PROMPT: Search the entries for the word "folder". Copy every line that holds it.
————
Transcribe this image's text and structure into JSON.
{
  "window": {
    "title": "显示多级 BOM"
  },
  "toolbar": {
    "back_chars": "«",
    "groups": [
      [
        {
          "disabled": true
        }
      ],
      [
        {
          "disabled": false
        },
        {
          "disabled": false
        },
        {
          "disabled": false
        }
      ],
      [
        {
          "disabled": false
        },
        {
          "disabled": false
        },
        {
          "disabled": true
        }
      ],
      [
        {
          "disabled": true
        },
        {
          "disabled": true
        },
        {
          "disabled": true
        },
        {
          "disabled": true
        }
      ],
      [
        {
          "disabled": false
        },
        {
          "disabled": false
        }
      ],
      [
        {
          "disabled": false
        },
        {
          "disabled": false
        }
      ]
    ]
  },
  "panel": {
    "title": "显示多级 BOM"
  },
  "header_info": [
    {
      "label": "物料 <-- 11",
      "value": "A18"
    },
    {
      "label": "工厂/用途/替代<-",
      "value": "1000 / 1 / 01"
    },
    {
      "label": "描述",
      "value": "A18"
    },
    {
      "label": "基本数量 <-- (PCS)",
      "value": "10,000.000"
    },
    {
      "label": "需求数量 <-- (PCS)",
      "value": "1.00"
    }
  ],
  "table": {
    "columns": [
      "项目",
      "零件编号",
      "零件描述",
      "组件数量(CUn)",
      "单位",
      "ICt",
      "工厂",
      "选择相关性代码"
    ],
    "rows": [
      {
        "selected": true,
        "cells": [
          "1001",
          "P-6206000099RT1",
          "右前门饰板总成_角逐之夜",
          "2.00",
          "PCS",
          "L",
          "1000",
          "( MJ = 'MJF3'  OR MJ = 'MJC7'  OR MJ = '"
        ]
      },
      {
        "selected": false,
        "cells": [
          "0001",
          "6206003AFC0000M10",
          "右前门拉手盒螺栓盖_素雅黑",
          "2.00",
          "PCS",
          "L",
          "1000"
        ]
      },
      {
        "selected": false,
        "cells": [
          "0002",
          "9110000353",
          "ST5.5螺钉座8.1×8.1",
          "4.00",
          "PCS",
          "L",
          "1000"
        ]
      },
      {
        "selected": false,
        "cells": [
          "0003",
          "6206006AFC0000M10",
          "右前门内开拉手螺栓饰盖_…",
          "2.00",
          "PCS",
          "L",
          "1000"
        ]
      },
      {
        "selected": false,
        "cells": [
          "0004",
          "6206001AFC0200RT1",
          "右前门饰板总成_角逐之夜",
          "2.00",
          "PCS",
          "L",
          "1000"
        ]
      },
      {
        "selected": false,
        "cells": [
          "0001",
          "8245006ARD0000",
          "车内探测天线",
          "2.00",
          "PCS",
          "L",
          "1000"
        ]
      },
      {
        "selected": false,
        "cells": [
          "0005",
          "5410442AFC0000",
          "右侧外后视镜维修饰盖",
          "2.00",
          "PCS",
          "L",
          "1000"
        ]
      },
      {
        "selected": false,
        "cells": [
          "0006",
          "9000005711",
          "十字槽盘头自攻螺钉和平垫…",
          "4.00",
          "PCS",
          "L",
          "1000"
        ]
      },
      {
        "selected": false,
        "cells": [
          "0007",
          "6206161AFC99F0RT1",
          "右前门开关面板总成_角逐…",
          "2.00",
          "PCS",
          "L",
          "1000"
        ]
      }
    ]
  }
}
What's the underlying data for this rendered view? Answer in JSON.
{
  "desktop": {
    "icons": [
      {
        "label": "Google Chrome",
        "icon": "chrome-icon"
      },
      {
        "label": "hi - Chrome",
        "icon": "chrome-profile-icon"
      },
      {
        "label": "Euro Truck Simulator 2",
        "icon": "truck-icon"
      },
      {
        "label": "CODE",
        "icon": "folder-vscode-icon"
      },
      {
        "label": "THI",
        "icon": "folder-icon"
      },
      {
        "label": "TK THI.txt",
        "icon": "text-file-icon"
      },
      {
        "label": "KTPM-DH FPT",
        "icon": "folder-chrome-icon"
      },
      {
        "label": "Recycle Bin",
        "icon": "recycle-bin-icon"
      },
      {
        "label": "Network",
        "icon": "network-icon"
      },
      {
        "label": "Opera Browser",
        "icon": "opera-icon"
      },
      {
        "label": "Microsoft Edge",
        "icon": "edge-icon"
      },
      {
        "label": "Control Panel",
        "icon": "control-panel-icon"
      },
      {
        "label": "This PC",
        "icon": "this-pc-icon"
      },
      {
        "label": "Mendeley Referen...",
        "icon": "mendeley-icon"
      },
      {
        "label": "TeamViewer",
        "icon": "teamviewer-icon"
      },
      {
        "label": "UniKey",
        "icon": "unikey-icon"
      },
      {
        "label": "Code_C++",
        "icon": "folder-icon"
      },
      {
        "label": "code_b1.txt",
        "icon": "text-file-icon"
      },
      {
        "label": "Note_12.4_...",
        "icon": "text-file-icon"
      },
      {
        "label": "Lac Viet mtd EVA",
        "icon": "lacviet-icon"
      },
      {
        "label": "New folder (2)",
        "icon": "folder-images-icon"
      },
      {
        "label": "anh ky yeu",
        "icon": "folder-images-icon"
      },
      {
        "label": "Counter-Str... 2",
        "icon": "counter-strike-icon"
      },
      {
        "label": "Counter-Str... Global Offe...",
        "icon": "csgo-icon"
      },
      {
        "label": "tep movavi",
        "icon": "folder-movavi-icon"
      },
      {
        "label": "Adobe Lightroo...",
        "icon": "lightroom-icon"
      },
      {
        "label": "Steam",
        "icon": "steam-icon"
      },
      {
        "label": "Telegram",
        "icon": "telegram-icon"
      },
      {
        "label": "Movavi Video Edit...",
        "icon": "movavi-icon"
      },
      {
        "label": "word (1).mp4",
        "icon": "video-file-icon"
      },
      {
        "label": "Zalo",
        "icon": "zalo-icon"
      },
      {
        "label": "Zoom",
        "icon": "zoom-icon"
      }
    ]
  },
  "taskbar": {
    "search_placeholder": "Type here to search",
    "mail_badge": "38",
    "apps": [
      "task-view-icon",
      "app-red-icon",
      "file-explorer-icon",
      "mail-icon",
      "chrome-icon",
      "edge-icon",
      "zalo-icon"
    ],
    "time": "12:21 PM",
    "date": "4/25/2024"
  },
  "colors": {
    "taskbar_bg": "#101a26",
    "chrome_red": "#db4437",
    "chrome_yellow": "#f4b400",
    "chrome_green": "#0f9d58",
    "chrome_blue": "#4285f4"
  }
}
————
SOLUTION FOR THIS TASK:
        "icon": "folder-vscode-icon"
        "icon": "folder-icon"
        "icon": "folder-chrome-icon"
        "icon": "folder-icon"
        "label": "New folder (2)",
        "icon": "folder-images-icon"
        "icon": "folder-images-icon"
        "icon": "folder-movavi-icon"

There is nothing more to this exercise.